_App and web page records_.
Content starts

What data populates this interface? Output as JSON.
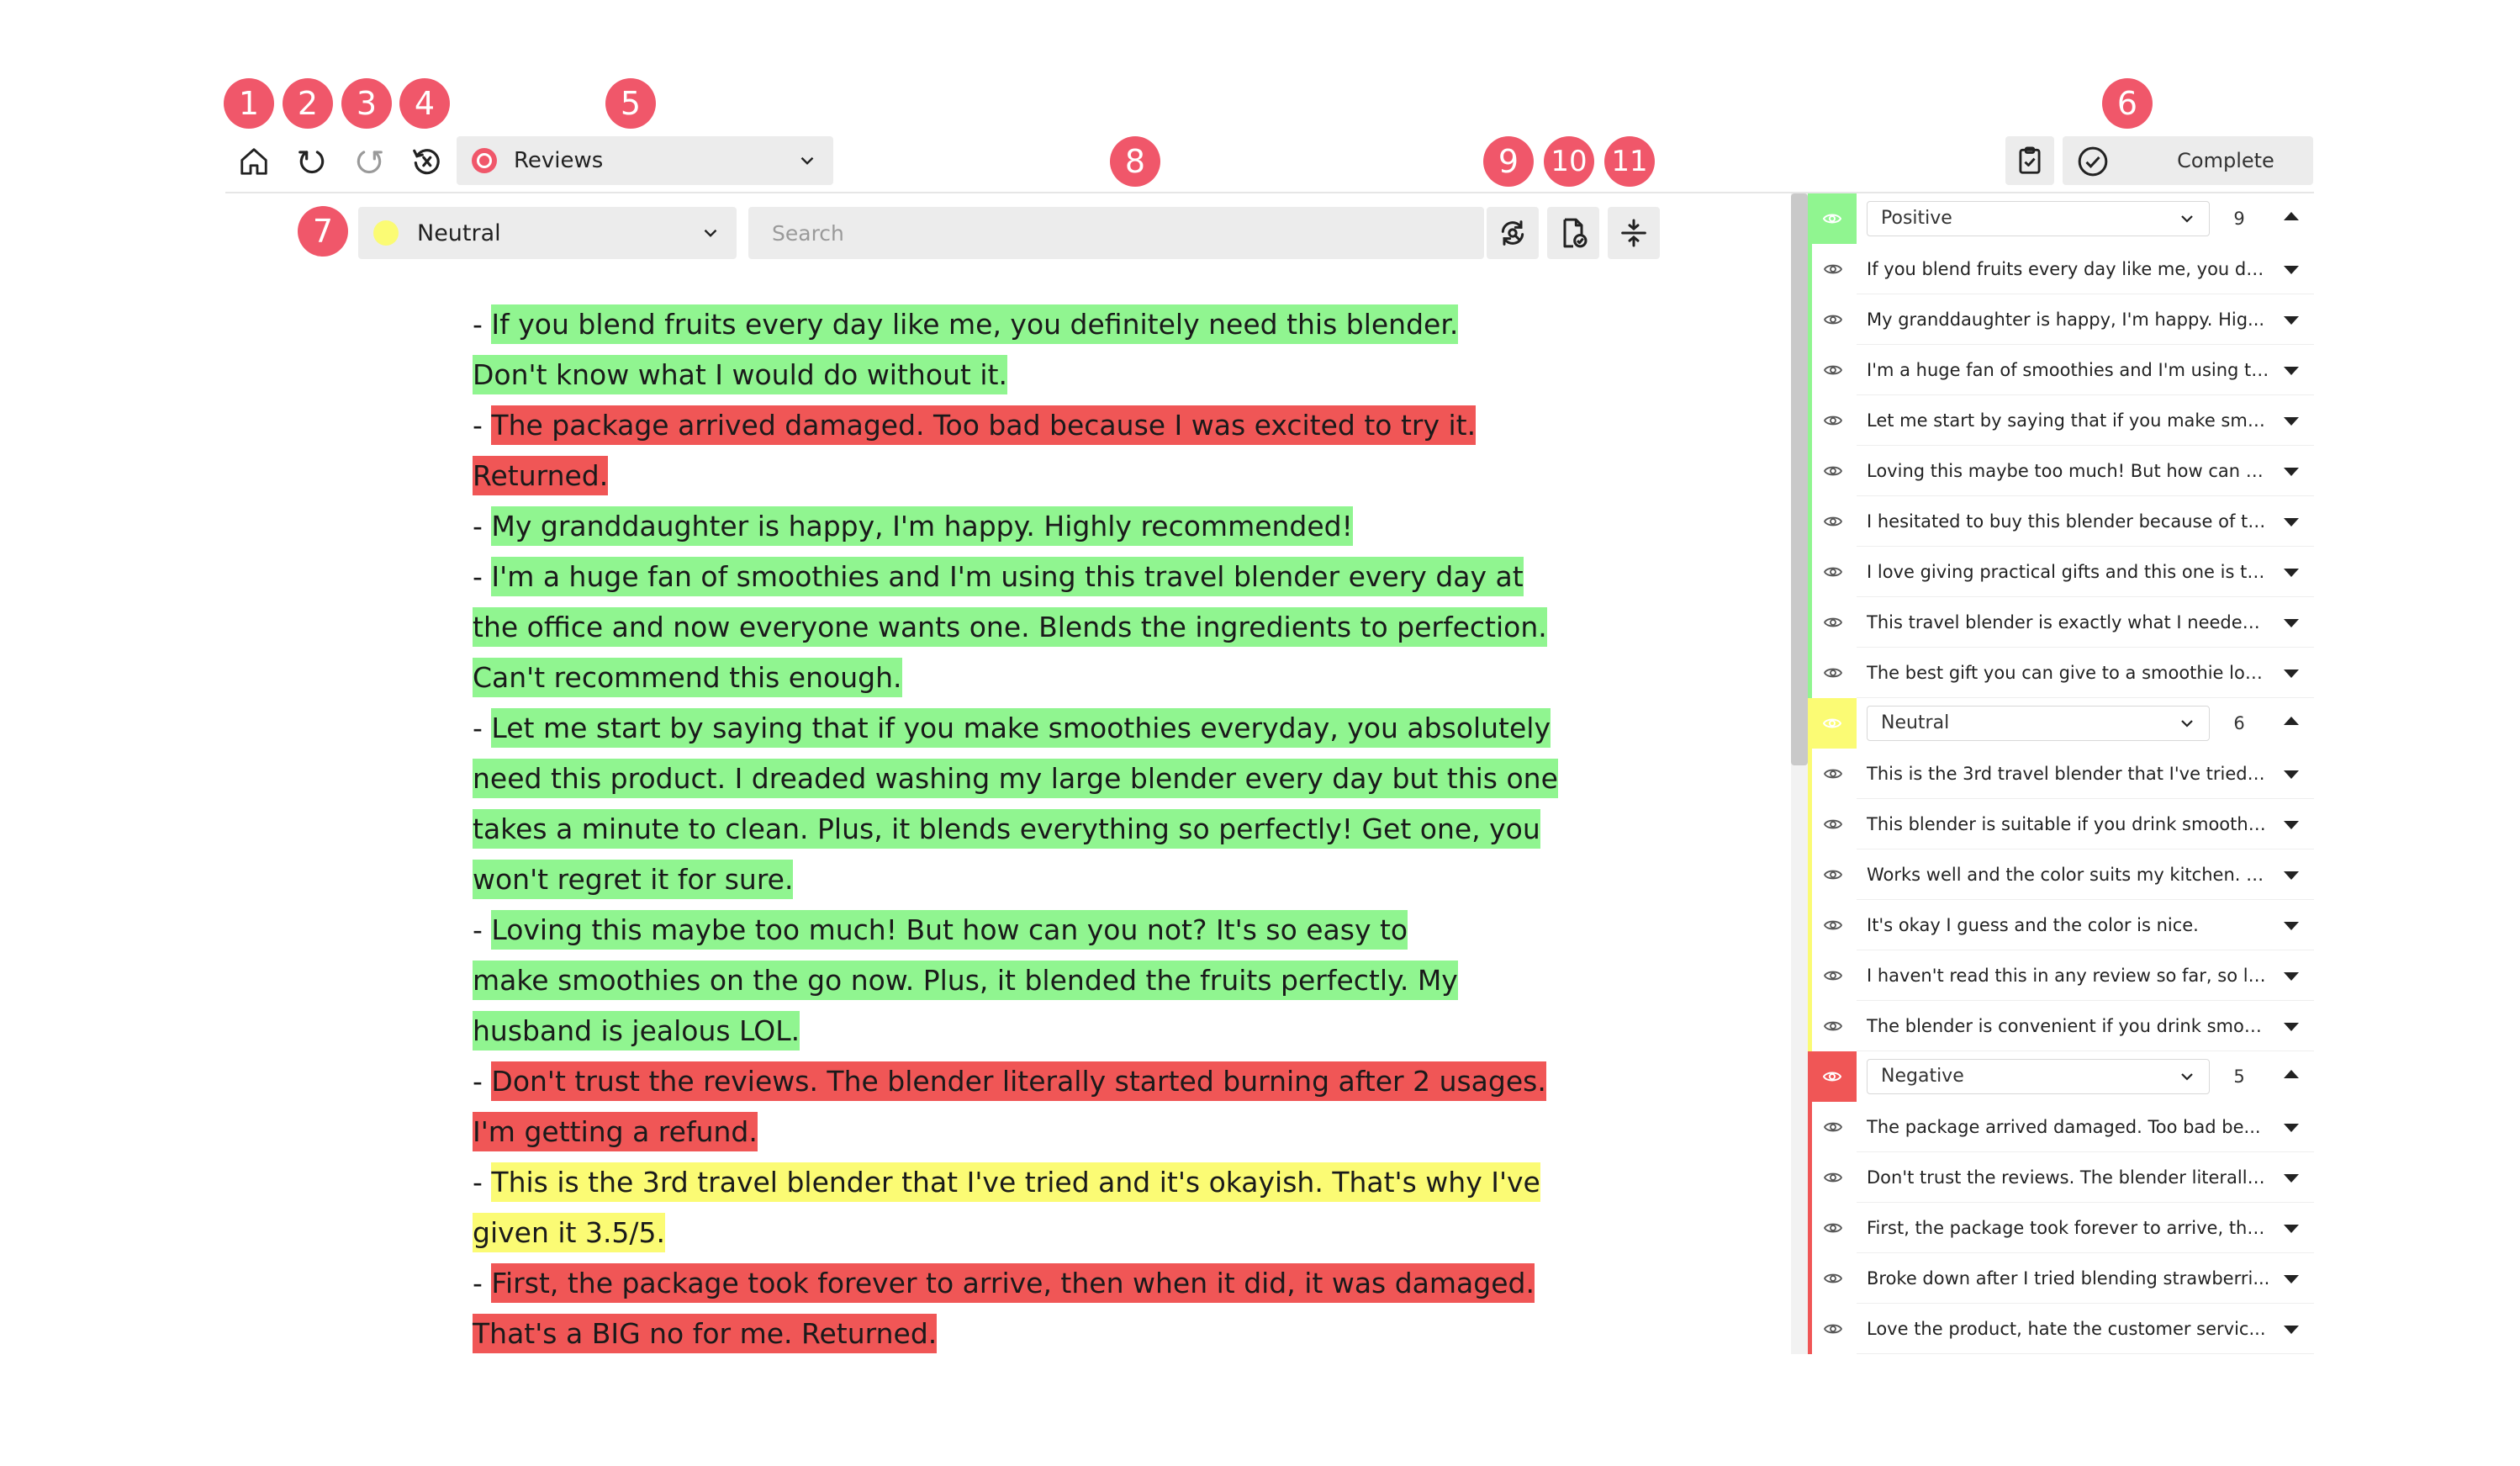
{
  "callouts": [
    "1",
    "2",
    "3",
    "4",
    "5",
    "6",
    "7",
    "8",
    "9",
    "10",
    "11"
  ],
  "toolbar": {
    "icons": [
      "home-icon",
      "undo-icon",
      "redo-icon",
      "history-icon"
    ],
    "file_select": "Reviews",
    "complete_label": "Complete"
  },
  "label_select": "Neutral",
  "search": {
    "placeholder": "Search",
    "value": ""
  },
  "action_icons": [
    "relabel-icon",
    "document-check-icon",
    "collapse-icon"
  ],
  "colors": {
    "positive": "#90f590",
    "neutral": "#fbfb74",
    "negative": "#f05656",
    "badge": "#f0576a"
  },
  "document": [
    {
      "label": "positive",
      "text": "If you blend fruits every day like me, you definitely need this blender. Don't know what I would do without it."
    },
    {
      "label": "negative",
      "text": "The package arrived damaged. Too bad because I was excited to try it. Returned."
    },
    {
      "label": "positive",
      "text": "My granddaughter is happy, I'm happy. Highly recommended!"
    },
    {
      "label": "positive",
      "text": "I'm a huge fan of smoothies and I'm using this travel blender every day at the office and now everyone wants one. Blends the ingredients to perfection. Can't recommend this enough."
    },
    {
      "label": "positive",
      "text": "Let me start by saying that if you make smoothies everyday, you absolutely need this product. I dreaded washing my large blender every day but this one takes a minute to clean. Plus, it blends everything so perfectly! Get one, you won't regret it for sure."
    },
    {
      "label": "positive",
      "text": "Loving this maybe too much! But how can you not? It's so easy to make smoothies on the go now. Plus, it blended the fruits perfectly. My husband is jealous LOL."
    },
    {
      "label": "negative",
      "text": "Don't trust the reviews. The blender literally started burning after 2 usages. I'm getting a refund."
    },
    {
      "label": "neutral",
      "text": "This is the 3rd travel blender that I've tried and it's okayish. That's why I've given it 3.5/5."
    },
    {
      "label": "negative",
      "text": "First, the package took forever to arrive, then when it did, it was damaged. That's a BIG no for me. Returned."
    }
  ],
  "groups": [
    {
      "name": "Positive",
      "count": "9",
      "color": "#90f590",
      "items": [
        "If you blend fruits every day like me, you def...",
        "My granddaughter is happy, I'm happy. Hig...",
        "I'm a huge fan of smoothies and I'm using th...",
        "Let me start by saying that if you make smo...",
        "Loving this maybe too much! But how can y...",
        "I hesitated to buy this blender because of th...",
        "I love giving practical gifts and this one is th...",
        "This travel blender is exactly what I needed ...",
        "The best gift you can give to a smoothie lov..."
      ]
    },
    {
      "name": "Neutral",
      "count": "6",
      "color": "#fbfb74",
      "items": [
        "This is the 3rd travel blender that I've tried a...",
        "This blender is suitable if you drink smoothie...",
        "Works well and the color suits my kitchen. 4...",
        "It's okay I guess and the color is nice.",
        "I haven't read this in any review so far, so let...",
        "The blender is convenient if you drink smoot..."
      ]
    },
    {
      "name": "Negative",
      "count": "5",
      "color": "#f05656",
      "items": [
        "The package arrived damaged. Too bad be...",
        "Don't trust the reviews. The blender literally ...",
        "First, the package took forever to arrive, the...",
        "Broke down after I tried blending strawberri...",
        "Love the product, hate the customer servic..."
      ]
    }
  ]
}
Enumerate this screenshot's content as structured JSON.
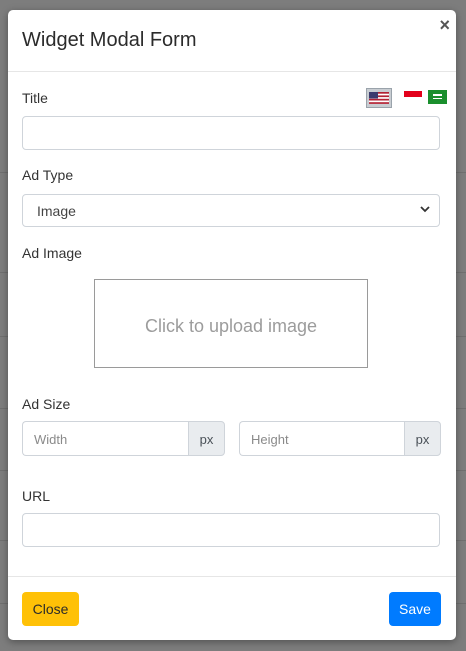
{
  "modal": {
    "title": "Widget Modal Form",
    "close_symbol": "×"
  },
  "language_flags": [
    {
      "icon": "us-flag-icon",
      "selected": true
    },
    {
      "icon": "indonesia-flag-icon",
      "selected": false
    },
    {
      "icon": "saudi-arabia-flag-icon",
      "selected": false
    }
  ],
  "form": {
    "title_label": "Title",
    "title_value": "",
    "ad_type_label": "Ad Type",
    "ad_type_value": "Image",
    "ad_image_label": "Ad Image",
    "upload_text": "Click to upload image",
    "ad_size_label": "Ad Size",
    "width_placeholder": "Width",
    "height_placeholder": "Height",
    "unit": "px",
    "url_label": "URL",
    "url_value": ""
  },
  "footer": {
    "close_label": "Close",
    "save_label": "Save"
  },
  "colors": {
    "close_button": "#ffc107",
    "save_button": "#007bff",
    "backdrop": "#7d7d7d"
  }
}
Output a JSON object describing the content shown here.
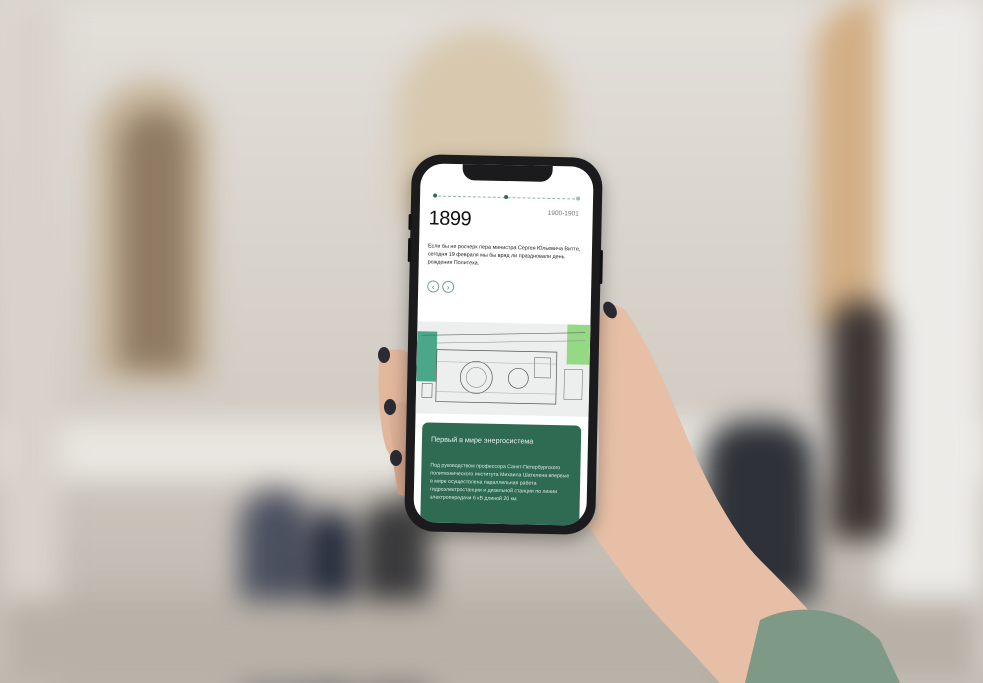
{
  "timeline": {
    "year": "1899",
    "next_year": "1900-1901",
    "intro_text": "Если бы не росчерк пера министра Сергея Юльевича Витте, сегодня 19 февраля мы бы вряд ли праздновали день рождения Политеха."
  },
  "nav": {
    "prev_icon": "‹",
    "next_icon": "›"
  },
  "card": {
    "title": "Первый в мире энергосистема",
    "body": "Под руководством профессора Санкт-Петербургского политехнического института Михаила Шателена впервые в мире осуществлена параллельная работа гидроэлектростанции и дизельной станции по линии электропередачи 6 кВ длиной 20 км."
  },
  "colors": {
    "accent_green": "#2f6a53",
    "card_text": "#e8f2ed"
  },
  "icons": [
    "chevron-left-icon",
    "chevron-right-icon"
  ]
}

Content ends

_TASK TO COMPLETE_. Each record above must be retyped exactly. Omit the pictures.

_RESULT OF THIS EXERCISE_.
What data populates this interface? Output as JSON.
{
  "callouts": [
    "1",
    "2",
    "3",
    "4",
    "5",
    "6",
    "7",
    "8",
    "9",
    "10",
    "11"
  ],
  "toolbar": {
    "icons": [
      "home-icon",
      "undo-icon",
      "redo-icon",
      "history-icon"
    ],
    "file_select": "Reviews",
    "complete_label": "Complete"
  },
  "label_select": "Neutral",
  "search": {
    "placeholder": "Search",
    "value": ""
  },
  "action_icons": [
    "relabel-icon",
    "document-check-icon",
    "collapse-icon"
  ],
  "colors": {
    "positive": "#90f590",
    "neutral": "#fbfb74",
    "negative": "#f05656",
    "badge": "#f0576a"
  },
  "document": [
    {
      "label": "positive",
      "text": "If you blend fruits every day like me, you definitely need this blender. Don't know what I would do without it."
    },
    {
      "label": "negative",
      "text": "The package arrived damaged. Too bad because I was excited to try it. Returned."
    },
    {
      "label": "positive",
      "text": "My granddaughter is happy, I'm happy. Highly recommended!"
    },
    {
      "label": "positive",
      "text": "I'm a huge fan of smoothies and I'm using this travel blender every day at the office and now everyone wants one. Blends the ingredients to perfection. Can't recommend this enough."
    },
    {
      "label": "positive",
      "text": "Let me start by saying that if you make smoothies everyday, you absolutely need this product. I dreaded washing my large blender every day but this one takes a minute to clean. Plus, it blends everything so perfectly! Get one, you won't regret it for sure."
    },
    {
      "label": "positive",
      "text": "Loving this maybe too much! But how can you not? It's so easy to make smoothies on the go now. Plus, it blended the fruits perfectly. My husband is jealous LOL."
    },
    {
      "label": "negative",
      "text": "Don't trust the reviews. The blender literally started burning after 2 usages. I'm getting a refund."
    },
    {
      "label": "neutral",
      "text": "This is the 3rd travel blender that I've tried and it's okayish. That's why I've given it 3.5/5."
    },
    {
      "label": "negative",
      "text": "First, the package took forever to arrive, then when it did, it was damaged. That's a BIG no for me. Returned."
    }
  ],
  "groups": [
    {
      "name": "Positive",
      "count": "9",
      "color": "#90f590",
      "items": [
        "If you blend fruits every day like me, you def...",
        "My granddaughter is happy, I'm happy. Hig...",
        "I'm a huge fan of smoothies and I'm using th...",
        "Let me start by saying that if you make smo...",
        "Loving this maybe too much! But how can y...",
        "I hesitated to buy this blender because of th...",
        "I love giving practical gifts and this one is th...",
        "This travel blender is exactly what I needed ...",
        "The best gift you can give to a smoothie lov..."
      ]
    },
    {
      "name": "Neutral",
      "count": "6",
      "color": "#fbfb74",
      "items": [
        "This is the 3rd travel blender that I've tried a...",
        "This blender is suitable if you drink smoothie...",
        "Works well and the color suits my kitchen. 4...",
        "It's okay I guess and the color is nice.",
        "I haven't read this in any review so far, so let...",
        "The blender is convenient if you drink smoot..."
      ]
    },
    {
      "name": "Negative",
      "count": "5",
      "color": "#f05656",
      "items": [
        "The package arrived damaged. Too bad be...",
        "Don't trust the reviews. The blender literally ...",
        "First, the package took forever to arrive, the...",
        "Broke down after I tried blending strawberri...",
        "Love the product, hate the customer servic..."
      ]
    }
  ]
}
Enumerate this screenshot's content as structured JSON.
{
  "modal": {
    "title": "Widget Modal Form",
    "close_symbol": "×"
  },
  "language_flags": [
    {
      "icon": "us-flag-icon",
      "selected": true
    },
    {
      "icon": "indonesia-flag-icon",
      "selected": false
    },
    {
      "icon": "saudi-arabia-flag-icon",
      "selected": false
    }
  ],
  "form": {
    "title_label": "Title",
    "title_value": "",
    "ad_type_label": "Ad Type",
    "ad_type_value": "Image",
    "ad_image_label": "Ad Image",
    "upload_text": "Click to upload image",
    "ad_size_label": "Ad Size",
    "width_placeholder": "Width",
    "height_placeholder": "Height",
    "unit": "px",
    "url_label": "URL",
    "url_value": ""
  },
  "footer": {
    "close_label": "Close",
    "save_label": "Save"
  },
  "colors": {
    "close_button": "#ffc107",
    "save_button": "#007bff",
    "backdrop": "#7d7d7d"
  }
}
Output a JSON object describing the content shown here.
{
  "timeline": {
    "year": "1899",
    "next_year": "1900-1901",
    "intro_text": "Если бы не росчерк пера министра Сергея Юльевича Витте, сегодня 19 февраля мы бы вряд ли праздновали день рождения Политеха."
  },
  "nav": {
    "prev_icon": "‹",
    "next_icon": "›"
  },
  "card": {
    "title": "Первый в мире энергосистема",
    "body": "Под руководством профессора Санкт-Петербургского политехнического института Михаила Шателена впервые в мире осуществлена параллельная работа гидроэлектростанции и дизельной станции по линии электропередачи 6 кВ длиной 20 км."
  },
  "colors": {
    "accent_green": "#2f6a53",
    "card_text": "#e8f2ed"
  },
  "icons": [
    "chevron-left-icon",
    "chevron-right-icon"
  ]
}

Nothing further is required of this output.